BEGIN

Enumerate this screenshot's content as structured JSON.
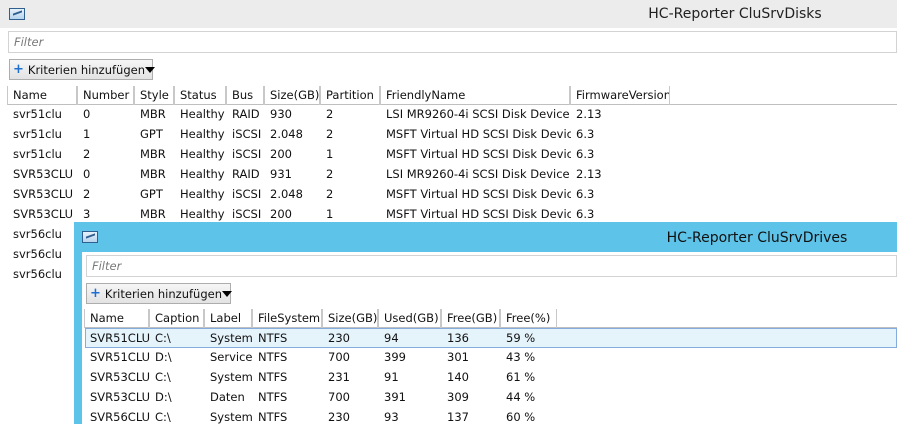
{
  "disks_window": {
    "title": "HC-Reporter CluSrvDisks",
    "filter_placeholder": "Filter",
    "add_criteria_label": "Kriterien hinzufügen",
    "columns": [
      "Name",
      "Number",
      "Style",
      "Status",
      "Bus",
      "Size(GB)",
      "Partition",
      "FriendlyName",
      "FirmwareVersion"
    ],
    "rows": [
      [
        "svr51clu",
        "0",
        "MBR",
        "Healthy",
        "RAID",
        "930",
        "2",
        "LSI MR9260-4i SCSI Disk Device",
        "2.13"
      ],
      [
        "svr51clu",
        "1",
        "GPT",
        "Healthy",
        "iSCSI",
        "2.048",
        "2",
        "MSFT Virtual HD SCSI Disk Device",
        "6.3"
      ],
      [
        "svr51clu",
        "2",
        "MBR",
        "Healthy",
        "iSCSI",
        "200",
        "1",
        "MSFT Virtual HD SCSI Disk Device",
        "6.3"
      ],
      [
        "SVR53CLU",
        "0",
        "MBR",
        "Healthy",
        "RAID",
        "931",
        "2",
        "LSI MR9260-4i SCSI Disk Device",
        "2.13"
      ],
      [
        "SVR53CLU",
        "2",
        "GPT",
        "Healthy",
        "iSCSI",
        "2.048",
        "2",
        "MSFT Virtual HD SCSI Disk Device",
        "6.3"
      ],
      [
        "SVR53CLU",
        "3",
        "MBR",
        "Healthy",
        "iSCSI",
        "200",
        "1",
        "MSFT Virtual HD SCSI Disk Device",
        "6.3"
      ],
      [
        "svr56clu",
        "",
        "",
        "",
        "",
        "",
        "",
        "",
        ""
      ],
      [
        "svr56clu",
        "",
        "",
        "",
        "",
        "",
        "",
        "",
        ""
      ],
      [
        "svr56clu",
        "",
        "",
        "",
        "",
        "",
        "",
        "",
        ""
      ]
    ]
  },
  "drives_window": {
    "title": "HC-Reporter CluSrvDrives",
    "filter_placeholder": "Filter",
    "add_criteria_label": "Kriterien hinzufügen",
    "columns": [
      "Name",
      "Caption",
      "Label",
      "FileSystem",
      "Size(GB)",
      "Used(GB)",
      "Free(GB)",
      "Free(%)"
    ],
    "rows": [
      [
        "SVR51CLU",
        "C:\\",
        "System",
        "NTFS",
        "230",
        "94",
        "136",
        "59 %"
      ],
      [
        "SVR51CLU",
        "D:\\",
        "Service",
        "NTFS",
        "700",
        "399",
        "301",
        "43 %"
      ],
      [
        "SVR53CLU",
        "C:\\",
        "System",
        "NTFS",
        "231",
        "91",
        "140",
        "61 %"
      ],
      [
        "SVR53CLU",
        "D:\\",
        "Daten",
        "NTFS",
        "700",
        "391",
        "309",
        "44 %"
      ],
      [
        "SVR56CLU",
        "C:\\",
        "System",
        "NTFS",
        "230",
        "93",
        "137",
        "60 %"
      ]
    ],
    "selected_row": 0
  },
  "colors": {
    "drives_title_bar": "#5ec3e8",
    "selection_fill": "#e5f3fb",
    "selection_border": "#84acdd",
    "plus_icon": "#1f6fd1"
  },
  "icons": [
    "app-window-icon",
    "plus-icon",
    "caret-down-icon"
  ]
}
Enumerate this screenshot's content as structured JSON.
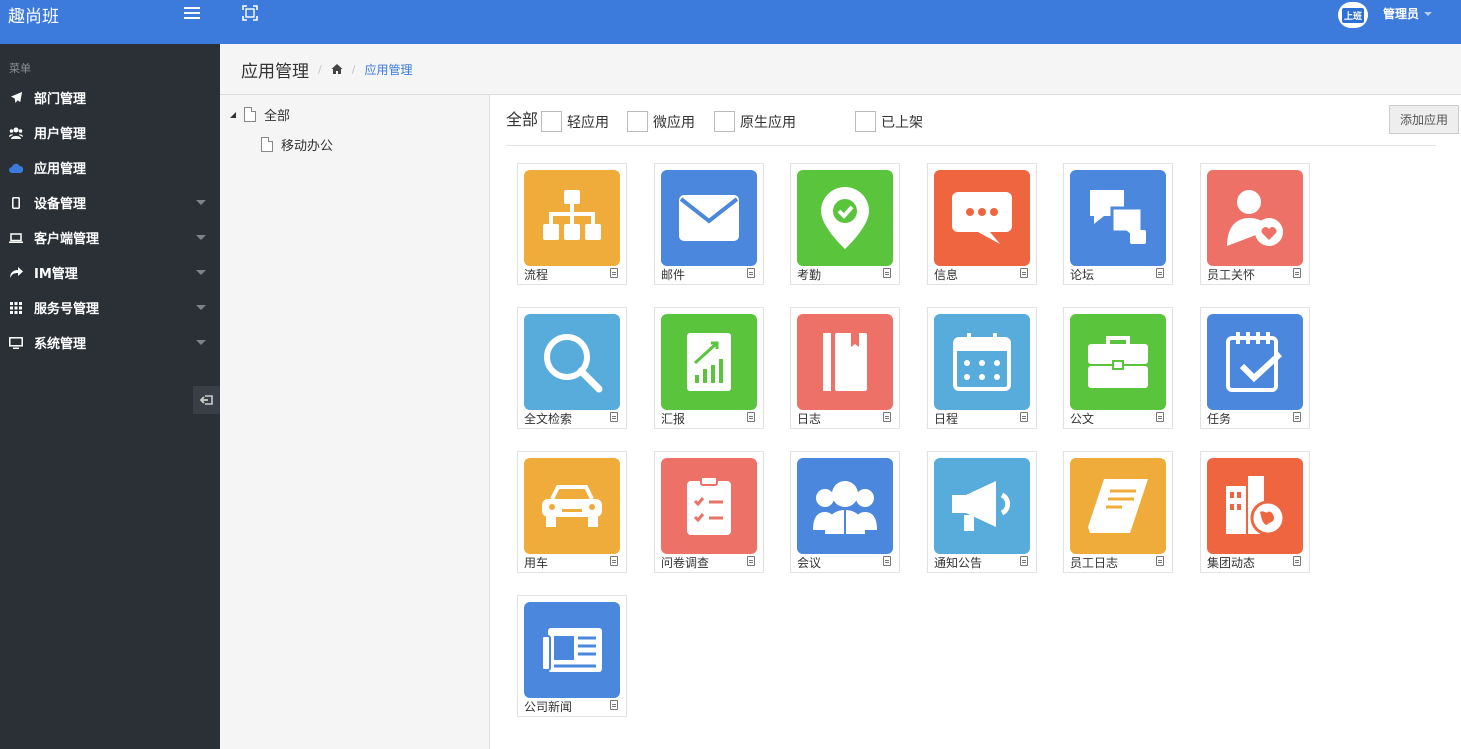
{
  "brand": {
    "title": "趣尚班"
  },
  "sidebar": {
    "caption": "菜单",
    "items": [
      {
        "label": "部门管理",
        "icon": "paper-plane-icon",
        "has_submenu": false
      },
      {
        "label": "用户管理",
        "icon": "users-icon",
        "has_submenu": false
      },
      {
        "label": "应用管理",
        "icon": "cloud-icon",
        "has_submenu": false,
        "active_icon_color": "#3c7bdb"
      },
      {
        "label": "设备管理",
        "icon": "mobile-icon",
        "has_submenu": true
      },
      {
        "label": "客户端管理",
        "icon": "laptop-icon",
        "has_submenu": true
      },
      {
        "label": "IM管理",
        "icon": "share-icon",
        "has_submenu": true
      },
      {
        "label": "服务号管理",
        "icon": "grid-icon",
        "has_submenu": true
      },
      {
        "label": "系统管理",
        "icon": "desktop-icon",
        "has_submenu": true
      }
    ]
  },
  "topbar": {
    "avatar_text": "上班",
    "user_name": "管理员"
  },
  "header": {
    "title": "应用管理",
    "breadcrumb_current": "应用管理"
  },
  "tree": {
    "root": {
      "label": "全部"
    },
    "children": [
      {
        "label": "移动办公"
      }
    ]
  },
  "filters": {
    "all_label": "全部",
    "options": [
      "轻应用",
      "微应用",
      "原生应用",
      "已上架"
    ],
    "add_button": "添加应用"
  },
  "apps": [
    {
      "name": "流程",
      "color": "#f0ac3a",
      "icon": "org-chart-icon"
    },
    {
      "name": "邮件",
      "color": "#4a87dd",
      "icon": "envelope-icon"
    },
    {
      "name": "考勤",
      "color": "#5ac43c",
      "icon": "map-pin-check-icon"
    },
    {
      "name": "信息",
      "color": "#ef6540",
      "icon": "chat-bubble-icon"
    },
    {
      "name": "论坛",
      "color": "#4a87dd",
      "icon": "discussion-icon"
    },
    {
      "name": "员工关怀",
      "color": "#ee7168",
      "icon": "user-heart-icon"
    },
    {
      "name": "全文检索",
      "color": "#58acdc",
      "icon": "search-icon"
    },
    {
      "name": "汇报",
      "color": "#5ac43c",
      "icon": "report-chart-icon"
    },
    {
      "name": "日志",
      "color": "#ee7168",
      "icon": "notebook-icon"
    },
    {
      "name": "日程",
      "color": "#58acdc",
      "icon": "calendar-icon"
    },
    {
      "name": "公文",
      "color": "#5ac43c",
      "icon": "briefcase-icon"
    },
    {
      "name": "任务",
      "color": "#4a87dd",
      "icon": "task-check-icon"
    },
    {
      "name": "用车",
      "color": "#f0ac3a",
      "icon": "car-icon"
    },
    {
      "name": "问卷调查",
      "color": "#ee7168",
      "icon": "clipboard-icon"
    },
    {
      "name": "会议",
      "color": "#4a87dd",
      "icon": "people-group-icon"
    },
    {
      "name": "通知公告",
      "color": "#58acdc",
      "icon": "megaphone-icon"
    },
    {
      "name": "员工日志",
      "color": "#f0ac3a",
      "icon": "book-icon"
    },
    {
      "name": "集团动态",
      "color": "#ef6540",
      "icon": "building-globe-icon"
    },
    {
      "name": "公司新闻",
      "color": "#4a87dd",
      "icon": "newspaper-icon"
    }
  ]
}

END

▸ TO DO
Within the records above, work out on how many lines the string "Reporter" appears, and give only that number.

▸ OUTPUT FOR THIS EXERCISE
2